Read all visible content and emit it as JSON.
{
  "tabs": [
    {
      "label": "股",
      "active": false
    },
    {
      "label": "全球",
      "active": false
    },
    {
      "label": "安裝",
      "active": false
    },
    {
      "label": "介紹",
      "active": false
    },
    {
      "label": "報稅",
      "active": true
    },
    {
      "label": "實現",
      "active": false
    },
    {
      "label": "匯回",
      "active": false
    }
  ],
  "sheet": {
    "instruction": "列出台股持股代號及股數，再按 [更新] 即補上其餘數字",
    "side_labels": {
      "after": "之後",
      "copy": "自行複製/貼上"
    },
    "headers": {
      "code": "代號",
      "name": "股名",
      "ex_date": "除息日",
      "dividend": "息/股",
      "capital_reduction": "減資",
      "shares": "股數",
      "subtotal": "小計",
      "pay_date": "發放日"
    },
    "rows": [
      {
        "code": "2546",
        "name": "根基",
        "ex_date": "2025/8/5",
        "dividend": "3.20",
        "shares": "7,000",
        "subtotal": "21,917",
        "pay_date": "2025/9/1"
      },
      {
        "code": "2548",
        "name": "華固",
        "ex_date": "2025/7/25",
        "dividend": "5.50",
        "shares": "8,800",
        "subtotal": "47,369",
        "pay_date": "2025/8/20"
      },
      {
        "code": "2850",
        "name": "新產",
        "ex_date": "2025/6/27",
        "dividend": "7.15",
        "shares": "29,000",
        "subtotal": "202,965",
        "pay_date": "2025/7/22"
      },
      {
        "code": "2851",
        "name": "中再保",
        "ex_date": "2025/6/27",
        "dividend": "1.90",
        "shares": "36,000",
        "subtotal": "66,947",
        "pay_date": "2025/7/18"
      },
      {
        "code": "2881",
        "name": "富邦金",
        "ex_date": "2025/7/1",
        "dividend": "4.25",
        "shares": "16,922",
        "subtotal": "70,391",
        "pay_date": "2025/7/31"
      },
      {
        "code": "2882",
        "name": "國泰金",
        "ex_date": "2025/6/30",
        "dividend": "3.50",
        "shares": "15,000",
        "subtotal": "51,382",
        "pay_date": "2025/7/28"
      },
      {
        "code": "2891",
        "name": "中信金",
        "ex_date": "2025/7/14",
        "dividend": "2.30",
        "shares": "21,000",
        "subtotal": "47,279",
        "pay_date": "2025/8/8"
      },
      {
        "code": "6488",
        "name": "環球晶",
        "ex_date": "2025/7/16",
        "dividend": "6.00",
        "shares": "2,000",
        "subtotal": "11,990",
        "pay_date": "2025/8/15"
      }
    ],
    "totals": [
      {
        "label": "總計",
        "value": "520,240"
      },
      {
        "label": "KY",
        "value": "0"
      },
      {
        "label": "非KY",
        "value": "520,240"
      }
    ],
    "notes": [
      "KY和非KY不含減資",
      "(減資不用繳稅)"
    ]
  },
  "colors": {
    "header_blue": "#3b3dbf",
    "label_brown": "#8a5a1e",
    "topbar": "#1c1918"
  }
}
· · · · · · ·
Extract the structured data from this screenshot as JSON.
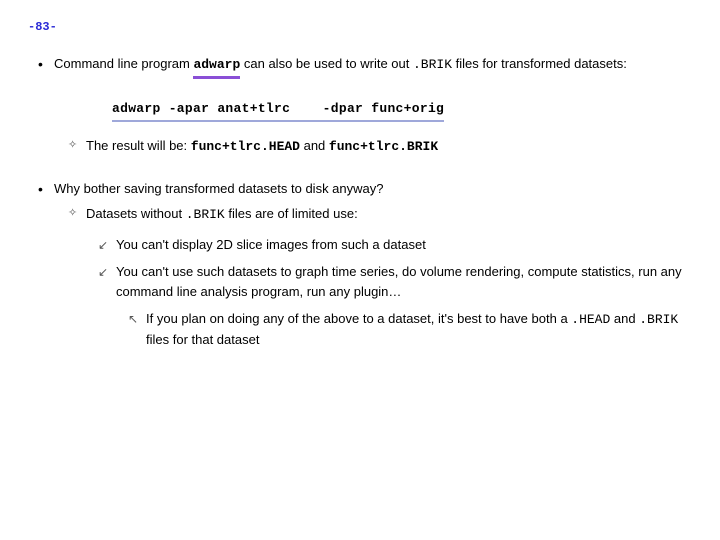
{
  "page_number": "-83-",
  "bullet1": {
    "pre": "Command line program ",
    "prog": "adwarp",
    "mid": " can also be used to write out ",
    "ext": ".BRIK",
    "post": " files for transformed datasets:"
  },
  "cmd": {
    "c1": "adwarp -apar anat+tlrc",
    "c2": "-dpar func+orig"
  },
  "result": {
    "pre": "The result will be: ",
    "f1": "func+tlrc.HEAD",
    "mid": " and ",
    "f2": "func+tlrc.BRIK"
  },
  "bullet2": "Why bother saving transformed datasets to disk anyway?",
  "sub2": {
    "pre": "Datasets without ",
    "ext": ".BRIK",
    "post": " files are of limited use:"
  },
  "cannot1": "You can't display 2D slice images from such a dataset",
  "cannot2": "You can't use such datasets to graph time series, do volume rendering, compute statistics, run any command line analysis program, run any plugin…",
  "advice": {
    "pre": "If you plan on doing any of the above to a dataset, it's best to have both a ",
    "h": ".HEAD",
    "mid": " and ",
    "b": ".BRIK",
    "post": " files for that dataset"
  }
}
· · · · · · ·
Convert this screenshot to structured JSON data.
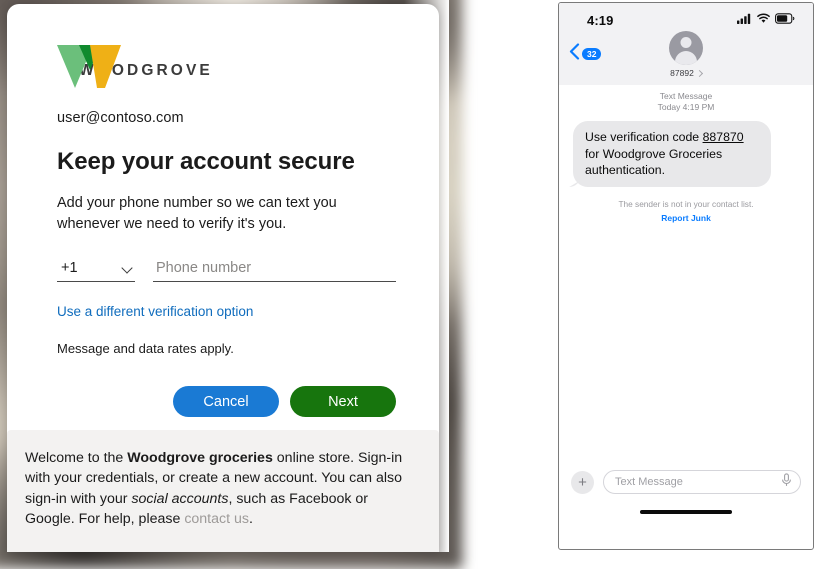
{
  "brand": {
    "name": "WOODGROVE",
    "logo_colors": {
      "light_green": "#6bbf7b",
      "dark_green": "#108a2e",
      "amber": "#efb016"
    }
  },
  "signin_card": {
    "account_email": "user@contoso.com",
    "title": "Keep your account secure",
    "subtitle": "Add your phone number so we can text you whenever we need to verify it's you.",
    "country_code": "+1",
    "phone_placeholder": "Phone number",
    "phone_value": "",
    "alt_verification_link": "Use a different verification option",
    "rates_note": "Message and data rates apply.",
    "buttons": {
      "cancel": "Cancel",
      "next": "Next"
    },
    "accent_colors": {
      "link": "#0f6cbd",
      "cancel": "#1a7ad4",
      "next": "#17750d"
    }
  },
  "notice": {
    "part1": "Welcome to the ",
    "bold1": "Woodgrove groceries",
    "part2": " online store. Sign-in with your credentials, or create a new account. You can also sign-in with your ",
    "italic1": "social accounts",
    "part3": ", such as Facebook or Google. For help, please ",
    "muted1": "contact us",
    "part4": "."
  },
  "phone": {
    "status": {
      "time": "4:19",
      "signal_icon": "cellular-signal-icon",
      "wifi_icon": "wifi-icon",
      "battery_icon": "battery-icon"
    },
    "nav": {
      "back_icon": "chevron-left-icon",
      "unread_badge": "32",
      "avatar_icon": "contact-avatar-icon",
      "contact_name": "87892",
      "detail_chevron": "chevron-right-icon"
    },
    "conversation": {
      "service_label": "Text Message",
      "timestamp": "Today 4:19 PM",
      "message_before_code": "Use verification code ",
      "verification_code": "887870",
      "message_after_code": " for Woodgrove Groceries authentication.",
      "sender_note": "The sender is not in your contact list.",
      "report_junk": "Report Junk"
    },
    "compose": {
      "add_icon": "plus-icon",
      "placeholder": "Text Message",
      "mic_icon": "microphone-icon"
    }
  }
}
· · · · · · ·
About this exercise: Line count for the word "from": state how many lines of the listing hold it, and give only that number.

Solution: 2